That night the 2nd Cavalry Division then retreated west to Moervaart, using a water inlet to the Ghent-Terneuzen Canal as a defensive moat. They broke contact with the enemy at around 9pm near the town of Zwijndrecht. Meanwhile supplies arrived and the crew managed to refuel tank 833 so it could join tank number 832.

knocked out tank 807 AMC 35 French WW2 medium cavalry Tank ACG1

Knocked out Belgium Army ACG-1 tank number 807 19th May 1940

20th - 27th May 1940

On the 20th the Germans continued with their advance and reached the eastern edge of the Ghent Bridgehead. There was fierce fighting near the riverside village of Kwatrecht, south west of Ghent. That night the Lieutenant Schreiber's tanks are called to advance towards the fighting at Kwatrecht.

In the morning of the 21st May 1940 tank 814 commanded by Lieutenant Schreiber is hit and the whole crew dies. Tank 803 is also disabled by a number of hits from German PAK37 anti-tank guns. The tank commander, W Verboven and gunner Delens are instantly killed. The driver Goossens manages to survive the incident. On the 22nd May 1940 the remaining tanks are withdrawn behind the River Leie at Zwevezele for a short rest.

At 12 noon on 24th May 1940 the remaining three tanks are ordered to advance to Moorslede along with other armoured vehicles and infantry units, as the Germans advance in France had now reached the coast and threatened the south of Belgium. By dawn of the 25th they had reached the town of Sint-Eloois-Winkel where they are used for patrol work.

On the 26th the tanks are fired upon by a Belgium 75mm Cannon as they are mistaken for German panzers. After that close call the ACG-1 tanks continue patrol work but fly the Belgium flag to prevent anymore friend ly fire incidents.

The Squadron tanks are reienforced during the night with some Carden Loyd T13 B2 Tanks. They are dispatched to different defensive locations to keep an eye out for German infultration. Tank number 832 along with some T13s is sent to patrol the area between moorslede and Tuimelaars. Tank 833 and his T13s are sent to Koekuithoek and tank 833 along with his allotted T13s are sent to look after the area around Vierkavenhoek. They are part of a mobile reserve.

Surrender - 28th May 1940

On the last day of the Battle for Belgium the tanks are pulled back to Roeselare near Hooglede. Only two of the ACG-1 tanks are operational. German anti tank guns knocked out a number of the T13 tanks. Others had to be abandoned because of lack of fuel.

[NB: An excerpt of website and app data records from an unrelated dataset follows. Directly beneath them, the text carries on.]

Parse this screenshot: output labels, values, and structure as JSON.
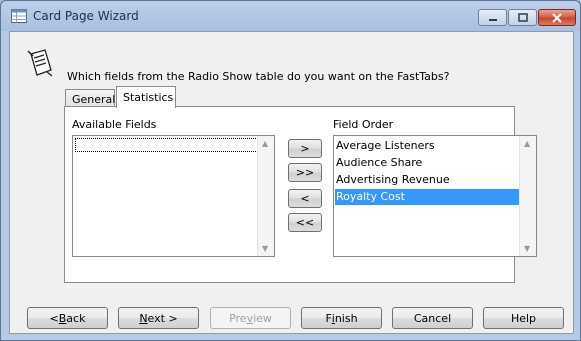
{
  "window": {
    "title": "Card Page Wizard"
  },
  "question": "Which fields from the Radio Show table do you want on the FastTabs?",
  "tabs": [
    {
      "label": "General",
      "active": false
    },
    {
      "label": "Statistics",
      "active": true
    }
  ],
  "available_fields": {
    "label": "Available Fields",
    "items": []
  },
  "field_order": {
    "label": "Field Order",
    "items": [
      "Average Listeners",
      "Audience Share",
      "Advertising Revenue",
      "Royalty Cost"
    ],
    "selected": "Royalty Cost"
  },
  "move_buttons": {
    "add": ">",
    "add_all": ">>",
    "remove": "<",
    "remove_all": "<<"
  },
  "buttons": {
    "back": {
      "pre": "< ",
      "accel": "B",
      "post": "ack"
    },
    "next": {
      "pre": "",
      "accel": "N",
      "post": "ext >"
    },
    "preview": {
      "pre": "Pre",
      "accel": "v",
      "post": "iew",
      "disabled": true
    },
    "finish": {
      "pre": "F",
      "accel": "i",
      "post": "nish"
    },
    "cancel": "Cancel",
    "help": "Help"
  },
  "colors": {
    "selection": "#3399ff",
    "close_button": "#c7432c"
  }
}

When the surrender order was received the remains of the Squadron was told to stop fighting and await further orders.

knocked out tank 807 AMC 35 French WW2 medium cavalry Tank ACG1

Knocked out Belgium Army ACG-1 tank number 807 19th May 1940

WW2 tank books